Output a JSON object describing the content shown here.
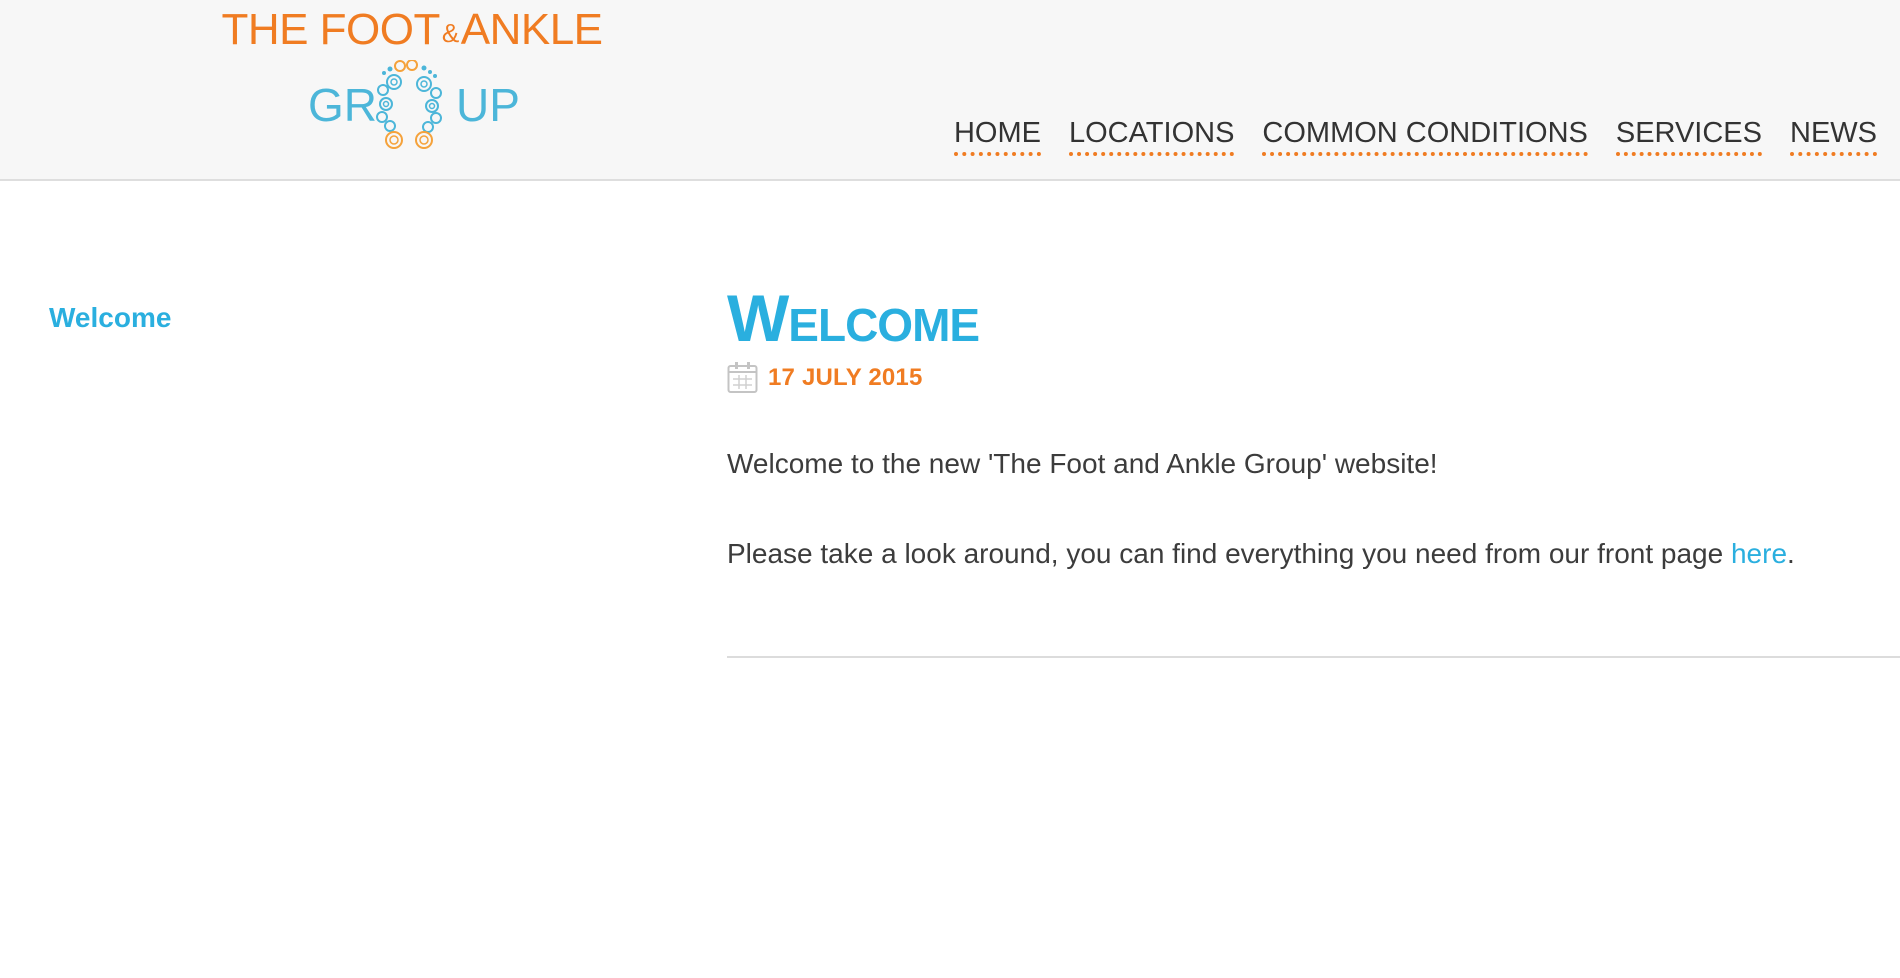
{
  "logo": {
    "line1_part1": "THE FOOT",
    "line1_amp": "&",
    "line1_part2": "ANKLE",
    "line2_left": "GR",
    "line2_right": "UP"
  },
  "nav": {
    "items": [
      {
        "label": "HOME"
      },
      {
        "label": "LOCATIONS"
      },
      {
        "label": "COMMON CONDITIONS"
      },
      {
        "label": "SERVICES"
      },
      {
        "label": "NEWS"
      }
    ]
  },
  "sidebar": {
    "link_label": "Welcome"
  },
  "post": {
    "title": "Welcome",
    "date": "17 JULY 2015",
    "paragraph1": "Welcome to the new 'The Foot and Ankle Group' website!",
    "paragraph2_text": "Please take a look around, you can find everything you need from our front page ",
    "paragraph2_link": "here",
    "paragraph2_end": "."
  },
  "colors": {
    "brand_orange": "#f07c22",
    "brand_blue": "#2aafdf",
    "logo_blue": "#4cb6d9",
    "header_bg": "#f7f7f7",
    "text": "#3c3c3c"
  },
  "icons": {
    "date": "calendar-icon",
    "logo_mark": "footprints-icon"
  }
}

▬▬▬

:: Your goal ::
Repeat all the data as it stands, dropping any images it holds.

:: Answer ::
Output a JSON object describing the content shown here.
{
  "logo": {
    "line1_part1": "THE FOOT",
    "line1_amp": "&",
    "line1_part2": "ANKLE",
    "line2_left": "GR",
    "line2_right": "UP"
  },
  "nav": {
    "items": [
      {
        "label": "HOME"
      },
      {
        "label": "LOCATIONS"
      },
      {
        "label": "COMMON CONDITIONS"
      },
      {
        "label": "SERVICES"
      },
      {
        "label": "NEWS"
      }
    ]
  },
  "sidebar": {
    "link_label": "Welcome"
  },
  "post": {
    "title": "Welcome",
    "date": "17 JULY 2015",
    "paragraph1": "Welcome to the new 'The Foot and Ankle Group' website!",
    "paragraph2_text": "Please take a look around, you can find everything you need from our front page ",
    "paragraph2_link": "here",
    "paragraph2_end": "."
  },
  "colors": {
    "brand_orange": "#f07c22",
    "brand_blue": "#2aafdf",
    "logo_blue": "#4cb6d9",
    "header_bg": "#f7f7f7",
    "text": "#3c3c3c"
  },
  "icons": {
    "date": "calendar-icon",
    "logo_mark": "footprints-icon"
  }
}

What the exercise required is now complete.